### PROBLEM REQUIREMENTS
Please show every line from the entries that carries the word "bottle".

[Component data from apps and pages]
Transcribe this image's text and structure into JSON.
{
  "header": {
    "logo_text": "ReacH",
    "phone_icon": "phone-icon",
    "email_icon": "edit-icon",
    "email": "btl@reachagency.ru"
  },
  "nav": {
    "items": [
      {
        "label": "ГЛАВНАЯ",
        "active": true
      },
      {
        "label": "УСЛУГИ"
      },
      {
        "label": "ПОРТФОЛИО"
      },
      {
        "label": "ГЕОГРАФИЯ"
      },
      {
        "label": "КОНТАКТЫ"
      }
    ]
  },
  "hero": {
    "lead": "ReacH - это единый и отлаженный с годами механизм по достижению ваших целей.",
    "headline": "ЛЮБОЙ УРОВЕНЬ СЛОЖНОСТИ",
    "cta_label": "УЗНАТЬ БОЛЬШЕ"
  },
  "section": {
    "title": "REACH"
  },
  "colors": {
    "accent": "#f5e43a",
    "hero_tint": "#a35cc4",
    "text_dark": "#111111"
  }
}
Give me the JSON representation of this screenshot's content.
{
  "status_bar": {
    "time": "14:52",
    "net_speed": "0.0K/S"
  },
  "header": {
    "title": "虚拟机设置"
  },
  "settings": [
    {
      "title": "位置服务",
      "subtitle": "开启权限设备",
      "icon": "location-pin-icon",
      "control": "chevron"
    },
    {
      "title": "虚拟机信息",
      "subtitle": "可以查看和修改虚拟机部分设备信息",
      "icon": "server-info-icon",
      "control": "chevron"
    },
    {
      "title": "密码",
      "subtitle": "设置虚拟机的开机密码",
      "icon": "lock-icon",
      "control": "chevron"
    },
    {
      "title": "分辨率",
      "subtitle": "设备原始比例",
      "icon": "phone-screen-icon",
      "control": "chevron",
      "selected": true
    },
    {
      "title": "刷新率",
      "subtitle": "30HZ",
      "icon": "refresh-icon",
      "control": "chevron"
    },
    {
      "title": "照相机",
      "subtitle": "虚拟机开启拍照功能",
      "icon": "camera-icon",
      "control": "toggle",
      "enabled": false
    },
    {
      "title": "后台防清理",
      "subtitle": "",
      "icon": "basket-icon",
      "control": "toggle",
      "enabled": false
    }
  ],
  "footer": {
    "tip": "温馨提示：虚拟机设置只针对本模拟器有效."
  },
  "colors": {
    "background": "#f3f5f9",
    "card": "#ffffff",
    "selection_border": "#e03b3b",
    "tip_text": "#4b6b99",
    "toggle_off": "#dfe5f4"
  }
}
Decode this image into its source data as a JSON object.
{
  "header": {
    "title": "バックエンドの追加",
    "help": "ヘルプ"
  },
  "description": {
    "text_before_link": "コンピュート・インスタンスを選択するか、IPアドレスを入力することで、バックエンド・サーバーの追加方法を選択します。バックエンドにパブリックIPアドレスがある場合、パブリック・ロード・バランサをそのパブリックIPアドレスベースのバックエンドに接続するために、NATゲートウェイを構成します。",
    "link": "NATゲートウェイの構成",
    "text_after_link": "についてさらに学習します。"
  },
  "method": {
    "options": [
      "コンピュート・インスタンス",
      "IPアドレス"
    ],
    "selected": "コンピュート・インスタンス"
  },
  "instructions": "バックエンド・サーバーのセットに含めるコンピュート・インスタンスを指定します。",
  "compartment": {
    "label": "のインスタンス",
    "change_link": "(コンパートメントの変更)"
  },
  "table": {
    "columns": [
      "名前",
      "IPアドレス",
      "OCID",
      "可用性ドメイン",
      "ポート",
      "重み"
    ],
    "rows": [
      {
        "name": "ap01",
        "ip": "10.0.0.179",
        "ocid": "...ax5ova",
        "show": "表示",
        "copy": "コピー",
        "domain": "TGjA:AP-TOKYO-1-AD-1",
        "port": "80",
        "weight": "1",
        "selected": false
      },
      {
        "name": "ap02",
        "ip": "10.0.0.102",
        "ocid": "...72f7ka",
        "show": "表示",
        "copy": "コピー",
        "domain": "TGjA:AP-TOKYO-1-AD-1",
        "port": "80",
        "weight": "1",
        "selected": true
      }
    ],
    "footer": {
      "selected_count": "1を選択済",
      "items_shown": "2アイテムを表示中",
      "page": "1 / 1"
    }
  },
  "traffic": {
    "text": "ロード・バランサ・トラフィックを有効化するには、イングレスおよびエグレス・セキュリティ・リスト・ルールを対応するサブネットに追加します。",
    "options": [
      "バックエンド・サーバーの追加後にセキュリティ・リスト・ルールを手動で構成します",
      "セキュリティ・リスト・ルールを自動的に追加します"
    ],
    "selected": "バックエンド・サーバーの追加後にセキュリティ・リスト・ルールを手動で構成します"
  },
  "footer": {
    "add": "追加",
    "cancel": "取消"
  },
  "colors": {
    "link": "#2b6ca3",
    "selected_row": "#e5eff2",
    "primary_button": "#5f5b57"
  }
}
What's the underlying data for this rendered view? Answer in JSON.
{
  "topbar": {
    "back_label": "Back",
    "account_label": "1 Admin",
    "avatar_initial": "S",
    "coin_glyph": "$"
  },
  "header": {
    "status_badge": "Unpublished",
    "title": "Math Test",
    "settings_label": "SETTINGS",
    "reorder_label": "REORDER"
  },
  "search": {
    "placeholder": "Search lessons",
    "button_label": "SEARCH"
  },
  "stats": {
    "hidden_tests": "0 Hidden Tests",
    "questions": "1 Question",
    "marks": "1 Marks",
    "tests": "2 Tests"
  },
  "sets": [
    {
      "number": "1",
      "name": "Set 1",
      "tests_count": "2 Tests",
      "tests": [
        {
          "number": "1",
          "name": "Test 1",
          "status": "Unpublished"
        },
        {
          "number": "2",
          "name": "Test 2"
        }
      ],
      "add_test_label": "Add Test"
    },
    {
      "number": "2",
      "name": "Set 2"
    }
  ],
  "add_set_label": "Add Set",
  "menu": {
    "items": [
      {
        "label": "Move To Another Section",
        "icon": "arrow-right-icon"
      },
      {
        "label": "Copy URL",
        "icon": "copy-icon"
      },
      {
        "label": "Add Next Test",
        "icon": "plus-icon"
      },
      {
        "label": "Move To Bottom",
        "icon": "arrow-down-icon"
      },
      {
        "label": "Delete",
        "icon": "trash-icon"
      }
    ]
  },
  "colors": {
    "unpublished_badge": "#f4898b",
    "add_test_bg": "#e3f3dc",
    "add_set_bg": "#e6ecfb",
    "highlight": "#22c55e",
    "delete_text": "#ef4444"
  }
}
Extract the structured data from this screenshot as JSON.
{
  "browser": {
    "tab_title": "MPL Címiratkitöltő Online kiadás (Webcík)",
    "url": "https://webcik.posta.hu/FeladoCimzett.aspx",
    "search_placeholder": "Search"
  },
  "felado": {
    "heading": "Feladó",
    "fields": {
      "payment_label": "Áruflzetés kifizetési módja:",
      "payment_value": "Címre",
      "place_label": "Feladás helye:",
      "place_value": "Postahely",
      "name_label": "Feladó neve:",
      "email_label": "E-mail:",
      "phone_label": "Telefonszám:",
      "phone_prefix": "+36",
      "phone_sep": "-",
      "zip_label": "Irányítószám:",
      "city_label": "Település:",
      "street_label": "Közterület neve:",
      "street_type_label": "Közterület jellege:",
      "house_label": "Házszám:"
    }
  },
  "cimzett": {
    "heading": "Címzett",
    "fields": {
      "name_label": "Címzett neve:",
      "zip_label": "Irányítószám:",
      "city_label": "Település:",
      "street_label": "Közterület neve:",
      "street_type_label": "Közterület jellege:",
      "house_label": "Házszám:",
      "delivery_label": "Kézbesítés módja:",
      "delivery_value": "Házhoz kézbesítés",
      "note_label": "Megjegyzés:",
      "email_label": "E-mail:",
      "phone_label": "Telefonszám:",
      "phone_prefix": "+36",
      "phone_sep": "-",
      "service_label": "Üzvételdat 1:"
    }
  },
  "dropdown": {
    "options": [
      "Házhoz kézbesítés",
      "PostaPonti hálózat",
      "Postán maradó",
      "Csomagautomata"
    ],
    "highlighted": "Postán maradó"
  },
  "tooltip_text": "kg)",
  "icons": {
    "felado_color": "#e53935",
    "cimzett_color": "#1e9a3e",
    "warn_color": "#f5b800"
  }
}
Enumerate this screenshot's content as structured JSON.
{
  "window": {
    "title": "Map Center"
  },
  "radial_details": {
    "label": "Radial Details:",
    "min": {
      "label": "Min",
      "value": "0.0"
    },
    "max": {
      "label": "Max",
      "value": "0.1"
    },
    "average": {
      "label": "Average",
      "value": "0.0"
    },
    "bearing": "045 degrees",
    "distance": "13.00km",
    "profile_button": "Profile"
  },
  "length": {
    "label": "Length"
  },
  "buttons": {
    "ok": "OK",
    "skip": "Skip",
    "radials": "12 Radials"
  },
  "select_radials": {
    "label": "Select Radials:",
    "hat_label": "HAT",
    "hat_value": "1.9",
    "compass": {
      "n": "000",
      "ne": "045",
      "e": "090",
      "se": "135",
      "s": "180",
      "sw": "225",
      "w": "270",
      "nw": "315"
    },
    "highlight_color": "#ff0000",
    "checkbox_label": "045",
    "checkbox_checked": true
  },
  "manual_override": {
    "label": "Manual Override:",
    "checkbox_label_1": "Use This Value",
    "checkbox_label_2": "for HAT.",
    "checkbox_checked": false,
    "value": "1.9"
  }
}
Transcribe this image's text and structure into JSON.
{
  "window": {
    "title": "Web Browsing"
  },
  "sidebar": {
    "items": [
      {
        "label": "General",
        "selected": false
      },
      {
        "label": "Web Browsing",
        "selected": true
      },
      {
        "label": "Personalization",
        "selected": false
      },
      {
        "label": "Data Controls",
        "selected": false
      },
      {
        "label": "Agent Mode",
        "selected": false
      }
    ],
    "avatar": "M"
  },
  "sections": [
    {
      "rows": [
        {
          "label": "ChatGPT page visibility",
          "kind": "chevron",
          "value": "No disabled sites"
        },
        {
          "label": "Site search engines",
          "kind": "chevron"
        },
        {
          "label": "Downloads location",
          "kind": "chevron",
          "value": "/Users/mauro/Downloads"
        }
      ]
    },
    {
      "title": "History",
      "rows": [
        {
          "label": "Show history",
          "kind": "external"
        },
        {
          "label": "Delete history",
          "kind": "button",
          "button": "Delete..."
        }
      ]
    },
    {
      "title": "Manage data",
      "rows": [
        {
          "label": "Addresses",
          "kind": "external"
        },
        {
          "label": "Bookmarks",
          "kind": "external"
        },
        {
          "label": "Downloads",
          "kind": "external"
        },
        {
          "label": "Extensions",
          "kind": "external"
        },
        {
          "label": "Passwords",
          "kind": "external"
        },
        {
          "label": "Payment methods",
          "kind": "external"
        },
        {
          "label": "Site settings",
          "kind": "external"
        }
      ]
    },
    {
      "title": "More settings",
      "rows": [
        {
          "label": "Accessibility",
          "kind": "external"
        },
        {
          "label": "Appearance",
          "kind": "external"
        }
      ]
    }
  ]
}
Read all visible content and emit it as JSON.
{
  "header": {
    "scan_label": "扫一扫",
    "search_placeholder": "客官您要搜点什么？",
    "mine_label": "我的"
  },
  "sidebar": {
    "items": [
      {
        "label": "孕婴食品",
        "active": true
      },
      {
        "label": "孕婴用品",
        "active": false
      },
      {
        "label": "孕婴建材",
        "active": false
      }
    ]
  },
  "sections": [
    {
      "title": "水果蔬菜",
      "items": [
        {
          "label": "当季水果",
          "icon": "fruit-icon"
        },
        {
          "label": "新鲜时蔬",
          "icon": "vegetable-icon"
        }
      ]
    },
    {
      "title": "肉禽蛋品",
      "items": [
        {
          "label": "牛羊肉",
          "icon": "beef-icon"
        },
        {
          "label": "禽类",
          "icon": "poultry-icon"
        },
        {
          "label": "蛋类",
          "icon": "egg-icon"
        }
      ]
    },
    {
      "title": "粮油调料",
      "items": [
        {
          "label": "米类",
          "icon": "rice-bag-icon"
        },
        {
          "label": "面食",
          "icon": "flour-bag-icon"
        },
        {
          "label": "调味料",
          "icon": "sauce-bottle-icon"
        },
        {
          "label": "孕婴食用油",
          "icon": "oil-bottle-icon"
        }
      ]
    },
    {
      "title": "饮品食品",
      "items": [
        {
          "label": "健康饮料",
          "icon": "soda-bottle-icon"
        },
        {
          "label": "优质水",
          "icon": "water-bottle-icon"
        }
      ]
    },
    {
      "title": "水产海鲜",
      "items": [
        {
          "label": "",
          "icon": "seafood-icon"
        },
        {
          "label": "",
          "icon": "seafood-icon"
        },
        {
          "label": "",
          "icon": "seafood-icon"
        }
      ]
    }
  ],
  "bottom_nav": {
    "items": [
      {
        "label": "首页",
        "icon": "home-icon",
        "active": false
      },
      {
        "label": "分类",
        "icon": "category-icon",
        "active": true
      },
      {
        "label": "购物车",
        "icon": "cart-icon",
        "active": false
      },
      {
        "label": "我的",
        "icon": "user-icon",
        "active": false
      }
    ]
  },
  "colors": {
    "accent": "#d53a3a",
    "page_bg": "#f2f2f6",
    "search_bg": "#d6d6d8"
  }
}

### ANSWER
          "icon": "sauce-bottle-icon"
          "icon": "oil-bottle-icon"
          "icon": "soda-bottle-icon"
          "icon": "water-bottle-icon"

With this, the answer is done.